Traditional courtyards built around climate control… not art
October 16, 2012 - Researchers from the University of Seville (Spain) have used mathematical tools to assess what has apparently been known for centuries: the temperature inside the typical Mediterranean courtyard is cooler than that of the street. Though seemingly common sense, understanding such information in detail helps to save energy and money—the objective of eco-efficient buildings.
By Anthony Capkun
The inhabitants of Mediterranean regions have known for centuries that, during the summer, their courtyards are cooler than the street. “Why then put air-conditioning extractor units on rooftops or outer walls when we could save energy by taking the cooler air from inside the courtyard,” suggests architect Juan Manuel Rojas.
Along with two lecturers at the University of Seville, the researcher has developed a mathematical tool that for the first time assesses the thermodynamic behaviour of the courtyard.
These spaces create a mixture of phenomena: stratification (hot air rises and cold air falls); convection (the walls heated throughout the day project air upwards); and flow patterns (whirlwind formation depending on the geometry of the space), Rojas explains.
All of this information is brought together in a program using specific data on the local climate (average temperatures and wind speed) and that of the courtyard itself (height, width, the materials from which it was built) as not all absorb the same levels of radiation. The result is a ‘film’ showing air evolution throughout the day.
“The model allows for the thermal advantages of the courtyards to be assessed. In turn, this provides new design possibilities for more efficient and sustainable buildings without going over budget,” outlines the architect, who demands that the knowledge and wisdom used for over 4000 years continues in the construction of modern buildings.
The researcher’s model has been put to the test in a hotel in Malaga (Monte Malaga) following the thermodynamic strategies of the courtyard for an overall improvement in their energy efficiency. The hotel is air-conditioned by taking the air from the lower part of the courtyard, which can be up to 9 C cooler than outside in the summer. This translates as a financial and energy saving, as the building consumes half the energy of the surrounding buildings.
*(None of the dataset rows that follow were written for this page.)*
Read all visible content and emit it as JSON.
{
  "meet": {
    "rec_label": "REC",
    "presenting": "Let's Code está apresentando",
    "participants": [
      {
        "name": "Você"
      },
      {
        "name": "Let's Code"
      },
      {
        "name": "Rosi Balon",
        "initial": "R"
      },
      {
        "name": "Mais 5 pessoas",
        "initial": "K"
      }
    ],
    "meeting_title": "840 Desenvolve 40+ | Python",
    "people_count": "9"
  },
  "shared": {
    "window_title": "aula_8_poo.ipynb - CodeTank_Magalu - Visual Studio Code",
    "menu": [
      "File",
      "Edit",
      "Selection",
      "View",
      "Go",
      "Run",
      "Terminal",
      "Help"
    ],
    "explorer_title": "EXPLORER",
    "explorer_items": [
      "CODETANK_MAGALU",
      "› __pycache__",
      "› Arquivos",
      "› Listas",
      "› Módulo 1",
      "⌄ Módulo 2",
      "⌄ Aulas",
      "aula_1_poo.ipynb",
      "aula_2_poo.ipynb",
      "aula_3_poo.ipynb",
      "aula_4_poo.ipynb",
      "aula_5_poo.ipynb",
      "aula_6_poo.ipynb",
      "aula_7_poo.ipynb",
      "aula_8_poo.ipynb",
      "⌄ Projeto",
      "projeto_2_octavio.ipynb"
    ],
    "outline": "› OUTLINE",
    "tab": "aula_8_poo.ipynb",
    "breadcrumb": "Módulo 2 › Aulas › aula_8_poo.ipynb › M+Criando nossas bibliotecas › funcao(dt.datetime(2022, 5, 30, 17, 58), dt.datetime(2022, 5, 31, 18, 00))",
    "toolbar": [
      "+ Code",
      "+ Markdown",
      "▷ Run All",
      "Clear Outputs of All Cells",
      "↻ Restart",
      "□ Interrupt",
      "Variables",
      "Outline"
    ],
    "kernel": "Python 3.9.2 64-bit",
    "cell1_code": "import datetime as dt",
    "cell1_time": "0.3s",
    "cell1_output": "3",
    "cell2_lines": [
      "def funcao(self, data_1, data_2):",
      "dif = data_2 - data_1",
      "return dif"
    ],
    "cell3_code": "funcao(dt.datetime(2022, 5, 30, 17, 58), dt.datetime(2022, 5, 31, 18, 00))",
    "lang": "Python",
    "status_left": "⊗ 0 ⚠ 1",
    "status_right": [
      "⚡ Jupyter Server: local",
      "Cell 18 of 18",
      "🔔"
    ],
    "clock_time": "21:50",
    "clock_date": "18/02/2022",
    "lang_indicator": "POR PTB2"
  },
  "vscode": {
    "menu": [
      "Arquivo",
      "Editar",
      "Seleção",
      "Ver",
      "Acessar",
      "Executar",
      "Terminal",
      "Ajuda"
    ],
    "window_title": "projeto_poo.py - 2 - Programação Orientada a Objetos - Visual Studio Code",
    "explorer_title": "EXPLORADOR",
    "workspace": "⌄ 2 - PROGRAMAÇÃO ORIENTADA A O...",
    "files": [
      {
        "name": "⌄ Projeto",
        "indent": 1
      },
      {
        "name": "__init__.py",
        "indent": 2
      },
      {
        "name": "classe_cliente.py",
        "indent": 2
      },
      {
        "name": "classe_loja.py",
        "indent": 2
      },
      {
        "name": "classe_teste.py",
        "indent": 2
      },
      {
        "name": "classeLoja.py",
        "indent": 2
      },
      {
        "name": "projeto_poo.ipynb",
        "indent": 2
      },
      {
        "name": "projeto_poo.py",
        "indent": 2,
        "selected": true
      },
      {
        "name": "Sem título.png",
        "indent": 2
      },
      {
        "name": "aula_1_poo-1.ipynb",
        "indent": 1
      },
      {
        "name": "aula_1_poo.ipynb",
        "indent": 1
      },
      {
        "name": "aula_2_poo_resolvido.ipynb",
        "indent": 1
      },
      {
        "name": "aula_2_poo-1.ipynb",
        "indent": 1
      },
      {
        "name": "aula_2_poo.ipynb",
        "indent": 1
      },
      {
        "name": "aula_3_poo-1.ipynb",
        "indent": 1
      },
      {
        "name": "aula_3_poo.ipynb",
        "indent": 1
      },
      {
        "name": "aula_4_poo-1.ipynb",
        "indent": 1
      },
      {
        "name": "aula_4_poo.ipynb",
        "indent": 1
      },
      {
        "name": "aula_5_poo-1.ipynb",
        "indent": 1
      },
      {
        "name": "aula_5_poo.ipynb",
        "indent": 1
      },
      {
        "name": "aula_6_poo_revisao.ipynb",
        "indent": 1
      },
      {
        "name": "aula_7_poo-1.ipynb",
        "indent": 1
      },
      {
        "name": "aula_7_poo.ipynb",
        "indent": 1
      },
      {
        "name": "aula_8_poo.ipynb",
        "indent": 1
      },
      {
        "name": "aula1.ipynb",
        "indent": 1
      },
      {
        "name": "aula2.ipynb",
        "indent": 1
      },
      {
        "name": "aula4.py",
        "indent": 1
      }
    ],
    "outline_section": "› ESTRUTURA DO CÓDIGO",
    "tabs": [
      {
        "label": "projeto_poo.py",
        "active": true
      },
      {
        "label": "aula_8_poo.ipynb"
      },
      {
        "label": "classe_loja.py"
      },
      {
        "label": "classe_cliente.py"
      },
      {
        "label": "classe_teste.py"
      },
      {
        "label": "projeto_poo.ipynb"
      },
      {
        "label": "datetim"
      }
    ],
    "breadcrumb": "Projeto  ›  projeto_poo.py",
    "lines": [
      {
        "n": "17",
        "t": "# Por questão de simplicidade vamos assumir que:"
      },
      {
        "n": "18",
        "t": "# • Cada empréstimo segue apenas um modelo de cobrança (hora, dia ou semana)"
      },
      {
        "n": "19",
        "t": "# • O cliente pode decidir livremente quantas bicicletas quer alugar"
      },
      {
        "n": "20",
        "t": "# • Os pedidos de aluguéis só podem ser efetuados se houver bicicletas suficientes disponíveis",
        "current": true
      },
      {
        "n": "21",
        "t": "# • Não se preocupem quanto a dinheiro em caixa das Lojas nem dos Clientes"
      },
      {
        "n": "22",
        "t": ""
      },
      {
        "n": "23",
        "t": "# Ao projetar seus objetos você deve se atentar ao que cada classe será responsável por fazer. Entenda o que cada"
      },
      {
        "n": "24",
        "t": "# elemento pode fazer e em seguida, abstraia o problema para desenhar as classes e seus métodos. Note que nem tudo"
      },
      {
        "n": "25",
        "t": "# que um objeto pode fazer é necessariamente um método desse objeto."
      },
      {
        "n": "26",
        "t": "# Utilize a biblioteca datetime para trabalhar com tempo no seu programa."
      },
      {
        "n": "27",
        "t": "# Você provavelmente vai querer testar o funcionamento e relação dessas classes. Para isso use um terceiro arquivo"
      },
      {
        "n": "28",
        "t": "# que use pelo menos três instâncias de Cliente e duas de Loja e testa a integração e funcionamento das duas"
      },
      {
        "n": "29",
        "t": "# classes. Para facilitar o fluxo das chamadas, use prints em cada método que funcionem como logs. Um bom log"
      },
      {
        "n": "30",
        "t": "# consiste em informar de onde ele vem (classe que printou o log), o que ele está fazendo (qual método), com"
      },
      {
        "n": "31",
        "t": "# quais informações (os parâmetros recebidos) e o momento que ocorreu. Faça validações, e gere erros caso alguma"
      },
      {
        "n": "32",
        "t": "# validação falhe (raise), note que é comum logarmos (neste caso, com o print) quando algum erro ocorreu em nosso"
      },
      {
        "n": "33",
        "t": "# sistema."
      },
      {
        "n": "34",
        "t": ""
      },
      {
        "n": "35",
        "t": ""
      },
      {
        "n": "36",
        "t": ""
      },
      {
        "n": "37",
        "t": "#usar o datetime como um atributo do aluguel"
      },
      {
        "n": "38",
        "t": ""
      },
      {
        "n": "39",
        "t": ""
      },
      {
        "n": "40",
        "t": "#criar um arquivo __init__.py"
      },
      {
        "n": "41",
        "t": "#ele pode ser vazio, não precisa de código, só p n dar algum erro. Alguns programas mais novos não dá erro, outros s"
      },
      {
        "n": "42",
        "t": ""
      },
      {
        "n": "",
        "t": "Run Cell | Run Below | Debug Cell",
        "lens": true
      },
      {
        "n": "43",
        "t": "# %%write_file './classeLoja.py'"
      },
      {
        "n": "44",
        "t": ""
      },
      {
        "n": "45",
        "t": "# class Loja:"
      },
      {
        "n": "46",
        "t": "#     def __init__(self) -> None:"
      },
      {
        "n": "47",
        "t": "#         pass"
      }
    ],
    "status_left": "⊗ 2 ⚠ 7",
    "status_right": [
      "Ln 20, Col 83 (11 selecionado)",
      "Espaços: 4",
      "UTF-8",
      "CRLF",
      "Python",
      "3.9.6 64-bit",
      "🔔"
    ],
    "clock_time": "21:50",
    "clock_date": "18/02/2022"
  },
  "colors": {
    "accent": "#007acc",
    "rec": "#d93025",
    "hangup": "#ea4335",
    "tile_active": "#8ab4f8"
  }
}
“The deepest and narrowest courtyards work better in hotter regions, whereas more open ones work better in the North, as we can see by simply searching on Google Maps,” says Rojas, who believes that climate—not culture or art—has conditioned the most appropriate courtyard type according to region, which has then been continued due to tradition.